Element data from apps and pages
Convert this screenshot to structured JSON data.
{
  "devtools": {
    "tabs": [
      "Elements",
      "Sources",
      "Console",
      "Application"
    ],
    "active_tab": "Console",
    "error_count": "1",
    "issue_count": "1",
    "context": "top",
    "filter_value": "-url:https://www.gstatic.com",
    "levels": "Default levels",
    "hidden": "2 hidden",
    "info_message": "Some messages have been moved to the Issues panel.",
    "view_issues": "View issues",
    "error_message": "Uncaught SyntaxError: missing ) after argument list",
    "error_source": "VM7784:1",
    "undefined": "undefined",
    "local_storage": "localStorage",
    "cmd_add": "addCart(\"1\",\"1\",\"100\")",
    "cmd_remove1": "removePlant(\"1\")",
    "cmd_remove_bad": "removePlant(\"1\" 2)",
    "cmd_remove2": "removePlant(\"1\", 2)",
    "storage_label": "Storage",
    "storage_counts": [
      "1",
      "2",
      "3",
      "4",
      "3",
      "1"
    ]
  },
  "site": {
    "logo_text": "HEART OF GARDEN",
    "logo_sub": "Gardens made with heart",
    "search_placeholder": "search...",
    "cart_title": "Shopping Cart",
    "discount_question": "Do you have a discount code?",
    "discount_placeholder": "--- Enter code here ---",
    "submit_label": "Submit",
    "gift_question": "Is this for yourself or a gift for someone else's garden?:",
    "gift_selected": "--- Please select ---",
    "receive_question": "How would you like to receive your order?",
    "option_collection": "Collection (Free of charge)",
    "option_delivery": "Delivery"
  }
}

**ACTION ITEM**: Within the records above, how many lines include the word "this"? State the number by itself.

**SOLUTION TO THE EXERCISE**: 2